Nonetheless, these newfangled supplies inherently restrict the dimensions of wood buildings. A 10-story metal building weighs two or thrice as a lot as a wood model. “Due to that, as you get greater, wood buildings counter-intuitively should be stiffer than metal or concrete,” says Ramage. That is your fault as a human, actually: Buildings should sway within the wind or earthquakes so that they fail, however they’ll’t sway too shortly, or they’ll make their occupants seasick. As a result of wood buildings are a lot lighter than ones made from metal and concrete, they transfer a lot sooner within the wind.

It is not even the quantity of motion, it is the pace of motion that we’re inclined to,” Ramage provides. “It is like being on the rocking deck of a ship.” Accordingly, architects should design these lighter wood buildings to be stiffer than conventional skyscrapers—however not too stiff, or they’ll fail within the wind. That limits how excessive they’ll go. However there’s an upside: As a result of timber buildings are made from lighter stuff, employees can assemble them sooner, saving the consumer cash. (The price of the laminated supplies stays excessive, however costs are coming down.) They don’t should weld metal beams and pour concrete.

We are able to’t discuss wooden with out speaking about hearth. Positive, hearth can burn thinner sections of the stuff, however thick items of timber are inclined to solely char, not burn to the core—think about a log within the fire that doesn’t have sufficient kindling to actually catch.

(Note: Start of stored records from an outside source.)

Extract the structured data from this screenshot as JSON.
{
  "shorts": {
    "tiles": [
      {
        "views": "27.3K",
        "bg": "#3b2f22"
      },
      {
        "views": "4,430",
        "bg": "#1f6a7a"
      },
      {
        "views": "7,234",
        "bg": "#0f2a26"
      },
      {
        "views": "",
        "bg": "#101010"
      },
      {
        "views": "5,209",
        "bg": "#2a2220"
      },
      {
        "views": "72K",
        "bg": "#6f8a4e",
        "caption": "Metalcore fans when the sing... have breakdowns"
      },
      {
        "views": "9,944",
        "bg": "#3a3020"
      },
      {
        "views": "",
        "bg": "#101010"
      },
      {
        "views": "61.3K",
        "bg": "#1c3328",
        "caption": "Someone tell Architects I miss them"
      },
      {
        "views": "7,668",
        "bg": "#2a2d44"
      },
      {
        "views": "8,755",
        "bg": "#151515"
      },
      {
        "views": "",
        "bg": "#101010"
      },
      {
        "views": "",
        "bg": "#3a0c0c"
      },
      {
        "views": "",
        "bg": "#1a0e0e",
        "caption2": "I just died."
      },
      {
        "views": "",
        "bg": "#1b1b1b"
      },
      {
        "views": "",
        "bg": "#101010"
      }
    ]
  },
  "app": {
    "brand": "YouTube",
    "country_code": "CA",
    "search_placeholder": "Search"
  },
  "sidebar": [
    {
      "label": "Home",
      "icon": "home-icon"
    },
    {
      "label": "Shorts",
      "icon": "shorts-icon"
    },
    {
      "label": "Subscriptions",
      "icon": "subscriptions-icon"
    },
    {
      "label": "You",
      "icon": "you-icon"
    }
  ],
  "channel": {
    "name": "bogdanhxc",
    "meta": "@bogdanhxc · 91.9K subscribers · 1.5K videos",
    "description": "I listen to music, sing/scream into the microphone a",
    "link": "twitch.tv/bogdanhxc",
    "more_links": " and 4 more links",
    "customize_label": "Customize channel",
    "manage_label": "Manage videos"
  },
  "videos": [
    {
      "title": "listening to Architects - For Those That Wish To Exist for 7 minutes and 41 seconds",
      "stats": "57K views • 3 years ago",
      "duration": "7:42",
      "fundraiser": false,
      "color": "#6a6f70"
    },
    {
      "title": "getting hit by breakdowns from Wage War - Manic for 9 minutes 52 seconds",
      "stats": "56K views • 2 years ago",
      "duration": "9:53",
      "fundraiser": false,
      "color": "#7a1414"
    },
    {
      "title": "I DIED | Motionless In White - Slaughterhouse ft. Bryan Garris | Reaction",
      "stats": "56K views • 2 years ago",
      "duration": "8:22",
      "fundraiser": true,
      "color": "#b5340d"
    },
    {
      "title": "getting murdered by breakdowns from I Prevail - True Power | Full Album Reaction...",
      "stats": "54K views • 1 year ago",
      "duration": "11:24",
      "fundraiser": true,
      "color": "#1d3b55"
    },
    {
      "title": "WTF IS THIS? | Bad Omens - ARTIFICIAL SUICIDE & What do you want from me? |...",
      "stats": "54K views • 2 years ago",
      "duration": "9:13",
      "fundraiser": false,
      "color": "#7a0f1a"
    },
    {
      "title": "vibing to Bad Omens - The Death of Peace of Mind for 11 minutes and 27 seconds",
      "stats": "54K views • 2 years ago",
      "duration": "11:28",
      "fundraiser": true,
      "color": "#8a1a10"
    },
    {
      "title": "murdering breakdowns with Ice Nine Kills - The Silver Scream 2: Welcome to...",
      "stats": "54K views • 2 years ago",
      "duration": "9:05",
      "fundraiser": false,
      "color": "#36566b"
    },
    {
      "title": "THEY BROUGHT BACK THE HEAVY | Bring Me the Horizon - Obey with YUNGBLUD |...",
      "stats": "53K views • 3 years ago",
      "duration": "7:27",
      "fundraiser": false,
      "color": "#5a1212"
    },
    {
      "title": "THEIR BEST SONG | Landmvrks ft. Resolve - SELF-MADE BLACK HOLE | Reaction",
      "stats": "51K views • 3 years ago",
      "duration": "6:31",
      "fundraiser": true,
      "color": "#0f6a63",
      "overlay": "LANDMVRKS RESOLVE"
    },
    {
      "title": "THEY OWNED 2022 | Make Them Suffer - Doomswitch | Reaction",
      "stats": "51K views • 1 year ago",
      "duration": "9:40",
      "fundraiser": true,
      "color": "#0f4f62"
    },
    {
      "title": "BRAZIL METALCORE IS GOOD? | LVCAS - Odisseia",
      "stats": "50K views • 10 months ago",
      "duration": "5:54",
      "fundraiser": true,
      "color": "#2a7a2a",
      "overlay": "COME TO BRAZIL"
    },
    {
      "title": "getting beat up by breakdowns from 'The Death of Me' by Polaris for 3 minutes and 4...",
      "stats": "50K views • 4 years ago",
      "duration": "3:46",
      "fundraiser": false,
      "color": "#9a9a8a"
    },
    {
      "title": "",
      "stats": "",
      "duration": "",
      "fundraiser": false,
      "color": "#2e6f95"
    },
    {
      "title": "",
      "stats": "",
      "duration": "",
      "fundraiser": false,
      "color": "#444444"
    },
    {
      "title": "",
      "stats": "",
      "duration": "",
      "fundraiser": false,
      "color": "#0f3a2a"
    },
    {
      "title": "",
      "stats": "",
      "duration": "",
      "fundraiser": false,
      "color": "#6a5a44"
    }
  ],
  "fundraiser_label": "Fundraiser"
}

And designers level out any building materials comes with its vulnerabilities. “Metal is weak to fireside, so we wrap it with sheetrock or different non-combustible supplies,” says Alan Organschi, of the Yale College of Architecture and the agency Grey Organschi Architecture, and a coauthor on the brand new paper. “Concrete is superconductive thermally, so we’ve got to insulate round it to maintain chilly and warmth from being performed via the fabric.”

The extra architects that discover these fancy new timber supplies, the higher they’re getting at designing elaborate wood constructions that double as carbon-sequestering residing areas—seeing the forest for the bushes, after which some.